Crime Risk Assessments are an important step in assembling the evidence for a CPTED recommendation or report. Crime Risk Assessments are based on crime statistics for the location - usually reported crime incident data. A standardised risk  format is used to show the likelihood of crimes. It can be a challenge to convert crime statistics to risk likelihood. There is a simple way...

Recent crime research challenges  the assumptions of sustainability agenda and planning policies to promote compact, high-density, mixed-used residential developments in walkable and permeable street networks close to public transport. Secondary aims are to encourage walking and the use of public transport and to reduce car-use, energy use, pollution, congestion and urban sprawl. Although permeability is assumed to represent a positive built environment feature which reduces crime by promoting more ‘eyes on the street’, a significant body of research in the field of environmental criminology challenges these assumptions.

Applying CPTED to the design of public toilet facilities can be straightforward or offer serious challenges!

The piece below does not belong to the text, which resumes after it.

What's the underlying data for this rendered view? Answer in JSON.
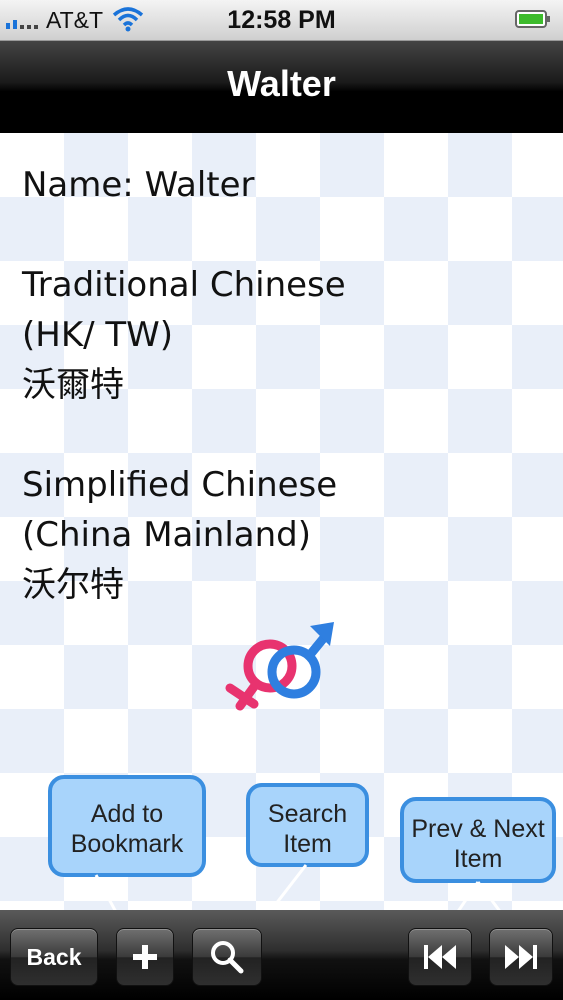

When public toilets are designed after everything else, CPTED aspects of the design can become difficult. The simple most obvious CPTED principles can also cause problems rather than benefits - there is a need to think!